Assignment: The whole listing should be written out again exactly.

Material provided:
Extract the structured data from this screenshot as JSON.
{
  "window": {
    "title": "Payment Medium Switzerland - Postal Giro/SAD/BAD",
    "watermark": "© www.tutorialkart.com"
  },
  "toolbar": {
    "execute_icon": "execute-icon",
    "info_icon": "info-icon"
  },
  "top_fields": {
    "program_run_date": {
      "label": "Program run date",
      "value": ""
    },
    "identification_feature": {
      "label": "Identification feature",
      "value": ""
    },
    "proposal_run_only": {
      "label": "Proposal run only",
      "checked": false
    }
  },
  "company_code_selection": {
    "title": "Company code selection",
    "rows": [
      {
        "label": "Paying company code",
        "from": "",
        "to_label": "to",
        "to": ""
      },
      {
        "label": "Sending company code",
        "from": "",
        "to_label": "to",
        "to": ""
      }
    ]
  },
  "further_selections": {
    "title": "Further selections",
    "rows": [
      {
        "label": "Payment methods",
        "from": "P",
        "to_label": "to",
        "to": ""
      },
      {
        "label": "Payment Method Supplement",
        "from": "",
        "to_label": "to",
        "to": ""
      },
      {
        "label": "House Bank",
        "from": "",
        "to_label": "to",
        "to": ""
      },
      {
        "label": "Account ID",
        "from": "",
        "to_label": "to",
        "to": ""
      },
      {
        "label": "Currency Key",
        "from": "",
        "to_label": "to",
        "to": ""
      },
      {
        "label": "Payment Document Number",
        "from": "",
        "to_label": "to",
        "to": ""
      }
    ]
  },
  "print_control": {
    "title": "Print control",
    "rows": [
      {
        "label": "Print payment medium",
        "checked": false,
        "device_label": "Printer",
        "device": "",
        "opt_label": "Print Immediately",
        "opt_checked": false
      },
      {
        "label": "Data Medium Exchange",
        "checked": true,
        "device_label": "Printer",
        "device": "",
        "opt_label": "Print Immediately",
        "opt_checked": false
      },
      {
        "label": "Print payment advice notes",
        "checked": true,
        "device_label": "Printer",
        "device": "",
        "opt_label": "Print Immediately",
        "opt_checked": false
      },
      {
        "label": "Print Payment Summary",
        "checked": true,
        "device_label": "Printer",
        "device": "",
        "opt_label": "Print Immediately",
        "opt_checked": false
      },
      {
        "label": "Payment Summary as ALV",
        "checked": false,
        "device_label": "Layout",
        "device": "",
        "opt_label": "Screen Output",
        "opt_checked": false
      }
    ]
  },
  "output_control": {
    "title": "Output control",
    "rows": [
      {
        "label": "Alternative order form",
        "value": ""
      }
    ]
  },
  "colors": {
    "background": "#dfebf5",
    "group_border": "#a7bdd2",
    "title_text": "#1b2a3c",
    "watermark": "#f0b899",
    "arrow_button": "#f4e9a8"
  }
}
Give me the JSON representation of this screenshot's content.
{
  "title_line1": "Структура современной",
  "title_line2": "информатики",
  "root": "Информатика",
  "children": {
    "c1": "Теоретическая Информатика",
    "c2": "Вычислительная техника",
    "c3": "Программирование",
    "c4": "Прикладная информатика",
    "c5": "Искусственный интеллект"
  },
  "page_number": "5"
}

Task result:
Extract the structured data from this screenshot as JSON.
{
  "window": {
    "title": "Payment Medium Switzerland - Postal Giro/SAD/BAD",
    "watermark": "© www.tutorialkart.com"
  },
  "toolbar": {
    "execute_icon": "execute-icon",
    "info_icon": "info-icon"
  },
  "top_fields": {
    "program_run_date": {
      "label": "Program run date",
      "value": ""
    },
    "identification_feature": {
      "label": "Identification feature",
      "value": ""
    },
    "proposal_run_only": {
      "label": "Proposal run only",
      "checked": false
    }
  },
  "company_code_selection": {
    "title": "Company code selection",
    "rows": [
      {
        "label": "Paying company code",
        "from": "",
        "to_label": "to",
        "to": ""
      },
      {
        "label": "Sending company code",
        "from": "",
        "to_label": "to",
        "to": ""
      }
    ]
  },
  "further_selections": {
    "title": "Further selections",
    "rows": [
      {
        "label": "Payment methods",
        "from": "P",
        "to_label": "to",
        "to": ""
      },
      {
        "label": "Payment Method Supplement",
        "from": "",
        "to_label": "to",
        "to": ""
      },
      {
        "label": "House Bank",
        "from": "",
        "to_label": "to",
        "to": ""
      },
      {
        "label": "Account ID",
        "from": "",
        "to_label": "to",
        "to": ""
      },
      {
        "label": "Currency Key",
        "from": "",
        "to_label": "to",
        "to": ""
      },
      {
        "label": "Payment Document Number",
        "from": "",
        "to_label": "to",
        "to": ""
      }
    ]
  },
  "print_control": {
    "title": "Print control",
    "rows": [
      {
        "label": "Print payment medium",
        "checked": false,
        "device_label": "Printer",
        "device": "",
        "opt_label": "Print Immediately",
        "opt_checked": false
      },
      {
        "label": "Data Medium Exchange",
        "checked": true,
        "device_label": "Printer",
        "device": "",
        "opt_label": "Print Immediately",
        "opt_checked": false
      },
      {
        "label": "Print payment advice notes",
        "checked": true,
        "device_label": "Printer",
        "device": "",
        "opt_label": "Print Immediately",
        "opt_checked": false
      },
      {
        "label": "Print Payment Summary",
        "checked": true,
        "device_label": "Printer",
        "device": "",
        "opt_label": "Print Immediately",
        "opt_checked": false
      },
      {
        "label": "Payment Summary as ALV",
        "checked": false,
        "device_label": "Layout",
        "device": "",
        "opt_label": "Screen Output",
        "opt_checked": false
      }
    ]
  },
  "output_control": {
    "title": "Output control",
    "rows": [
      {
        "label": "Alternative order form",
        "value": ""
      }
    ]
  },
  "colors": {
    "background": "#dfebf5",
    "group_border": "#a7bdd2",
    "title_text": "#1b2a3c",
    "watermark": "#f0b899",
    "arrow_button": "#f4e9a8"
  }
}
Give me the JSON representation of this screenshot's content.
{
  "title_line1": "Структура современной",
  "title_line2": "информатики",
  "root": "Информатика",
  "children": {
    "c1": "Теоретическая Информатика",
    "c2": "Вычислительная техника",
    "c3": "Программирование",
    "c4": "Прикладная информатика",
    "c5": "Искусственный интеллект"
  },
  "page_number": "5"
}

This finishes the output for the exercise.